▶ _About this exercise_
All entries are to be printed again exactly, with their images omitted.

▶ _Data records_
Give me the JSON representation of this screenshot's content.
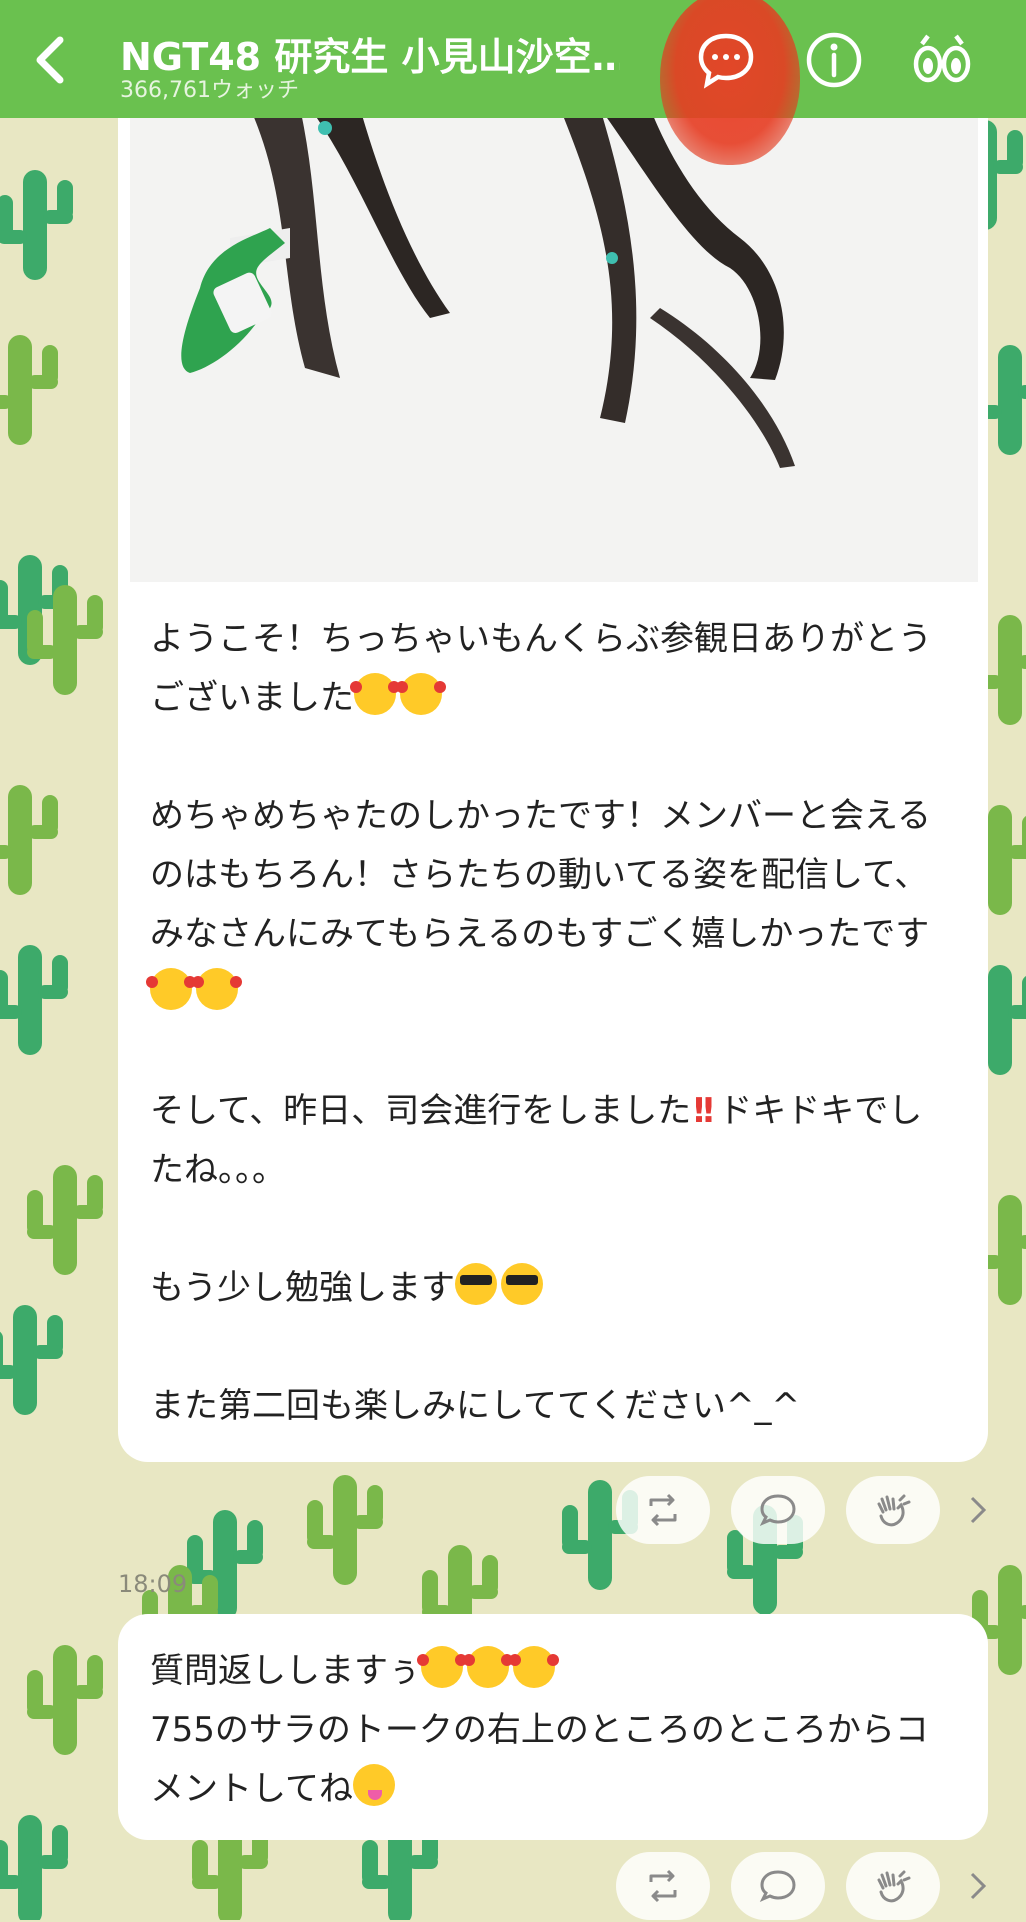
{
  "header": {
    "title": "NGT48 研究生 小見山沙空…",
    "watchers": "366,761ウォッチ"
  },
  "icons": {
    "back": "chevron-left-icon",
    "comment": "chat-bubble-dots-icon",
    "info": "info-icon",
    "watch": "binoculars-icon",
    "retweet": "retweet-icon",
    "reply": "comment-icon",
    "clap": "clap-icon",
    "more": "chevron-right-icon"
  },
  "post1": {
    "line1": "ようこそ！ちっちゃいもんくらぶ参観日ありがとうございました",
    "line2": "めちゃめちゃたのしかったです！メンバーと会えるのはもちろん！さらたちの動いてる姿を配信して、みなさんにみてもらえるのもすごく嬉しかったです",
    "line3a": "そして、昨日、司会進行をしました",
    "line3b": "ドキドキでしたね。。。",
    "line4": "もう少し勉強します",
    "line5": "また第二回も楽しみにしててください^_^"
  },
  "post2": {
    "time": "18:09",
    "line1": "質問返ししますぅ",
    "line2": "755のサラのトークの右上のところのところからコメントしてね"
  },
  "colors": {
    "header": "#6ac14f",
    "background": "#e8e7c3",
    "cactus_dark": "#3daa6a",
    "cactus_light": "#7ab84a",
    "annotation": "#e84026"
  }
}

▶ _Exercise result_
Give me the JSON representation of this screenshot's content.
{
  "header": {
    "title": "NGT48 研究生 小見山沙空…",
    "watchers": "366,761ウォッチ"
  },
  "icons": {
    "back": "chevron-left-icon",
    "comment": "chat-bubble-dots-icon",
    "info": "info-icon",
    "watch": "binoculars-icon",
    "retweet": "retweet-icon",
    "reply": "comment-icon",
    "clap": "clap-icon",
    "more": "chevron-right-icon"
  },
  "post1": {
    "line1": "ようこそ！ちっちゃいもんくらぶ参観日ありがとうございました",
    "line2": "めちゃめちゃたのしかったです！メンバーと会えるのはもちろん！さらたちの動いてる姿を配信して、みなさんにみてもらえるのもすごく嬉しかったです",
    "line3a": "そして、昨日、司会進行をしました",
    "line3b": "ドキドキでしたね。。。",
    "line4": "もう少し勉強します",
    "line5": "また第二回も楽しみにしててください^_^"
  },
  "post2": {
    "time": "18:09",
    "line1": "質問返ししますぅ",
    "line2": "755のサラのトークの右上のところのところからコメントしてね"
  },
  "colors": {
    "header": "#6ac14f",
    "background": "#e8e7c3",
    "cactus_dark": "#3daa6a",
    "cactus_light": "#7ab84a",
    "annotation": "#e84026"
  }
}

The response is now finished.